### [What you are asked to do]
Search the material for the string "title", then show every line where it turns up.

### [Records to process]
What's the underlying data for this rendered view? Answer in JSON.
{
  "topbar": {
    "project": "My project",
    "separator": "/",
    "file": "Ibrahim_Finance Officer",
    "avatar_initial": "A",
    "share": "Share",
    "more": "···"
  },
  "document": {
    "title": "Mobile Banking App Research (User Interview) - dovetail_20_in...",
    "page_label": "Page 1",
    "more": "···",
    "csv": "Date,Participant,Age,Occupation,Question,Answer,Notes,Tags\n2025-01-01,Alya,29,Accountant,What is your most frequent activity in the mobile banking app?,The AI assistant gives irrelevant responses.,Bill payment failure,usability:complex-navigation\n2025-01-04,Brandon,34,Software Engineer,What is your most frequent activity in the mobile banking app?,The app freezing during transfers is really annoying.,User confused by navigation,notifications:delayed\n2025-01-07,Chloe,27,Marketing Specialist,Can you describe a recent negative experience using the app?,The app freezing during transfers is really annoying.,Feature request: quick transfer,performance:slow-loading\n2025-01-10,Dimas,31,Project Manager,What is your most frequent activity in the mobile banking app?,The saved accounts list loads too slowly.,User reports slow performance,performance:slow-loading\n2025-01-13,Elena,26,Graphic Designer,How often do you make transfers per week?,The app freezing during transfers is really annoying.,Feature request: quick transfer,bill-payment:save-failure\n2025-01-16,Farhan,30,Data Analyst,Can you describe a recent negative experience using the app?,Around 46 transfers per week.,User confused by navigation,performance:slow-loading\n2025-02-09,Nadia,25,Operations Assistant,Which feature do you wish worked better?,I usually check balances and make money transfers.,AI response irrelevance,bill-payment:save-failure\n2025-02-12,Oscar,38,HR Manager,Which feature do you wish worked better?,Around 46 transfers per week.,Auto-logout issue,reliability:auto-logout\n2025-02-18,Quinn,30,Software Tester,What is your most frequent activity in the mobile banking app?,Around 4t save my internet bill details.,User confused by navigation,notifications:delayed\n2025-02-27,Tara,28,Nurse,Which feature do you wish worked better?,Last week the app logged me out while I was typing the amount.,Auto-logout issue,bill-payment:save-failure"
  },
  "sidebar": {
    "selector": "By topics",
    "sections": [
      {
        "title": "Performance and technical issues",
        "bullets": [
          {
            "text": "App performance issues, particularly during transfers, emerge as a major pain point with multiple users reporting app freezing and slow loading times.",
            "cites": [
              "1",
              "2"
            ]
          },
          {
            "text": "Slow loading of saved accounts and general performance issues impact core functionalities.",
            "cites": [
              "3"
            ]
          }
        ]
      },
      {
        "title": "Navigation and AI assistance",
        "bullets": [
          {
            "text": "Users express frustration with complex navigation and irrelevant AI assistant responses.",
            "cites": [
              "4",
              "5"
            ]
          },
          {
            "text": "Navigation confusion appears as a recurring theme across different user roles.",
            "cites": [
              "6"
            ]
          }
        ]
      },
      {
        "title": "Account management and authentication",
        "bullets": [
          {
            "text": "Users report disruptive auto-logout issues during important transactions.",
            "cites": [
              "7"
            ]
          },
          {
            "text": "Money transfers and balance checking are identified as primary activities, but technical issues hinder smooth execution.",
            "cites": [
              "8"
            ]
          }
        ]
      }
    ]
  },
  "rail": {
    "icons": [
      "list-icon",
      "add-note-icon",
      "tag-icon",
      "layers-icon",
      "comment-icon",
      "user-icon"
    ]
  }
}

### [Result below]
    "title": "Mobile Banking App Research (User Interview) - dovetail_20_in...",
        "title": "Performance and technical issues",
        "title": "Navigation and AI assistance",
        "title": "Account management and authentication",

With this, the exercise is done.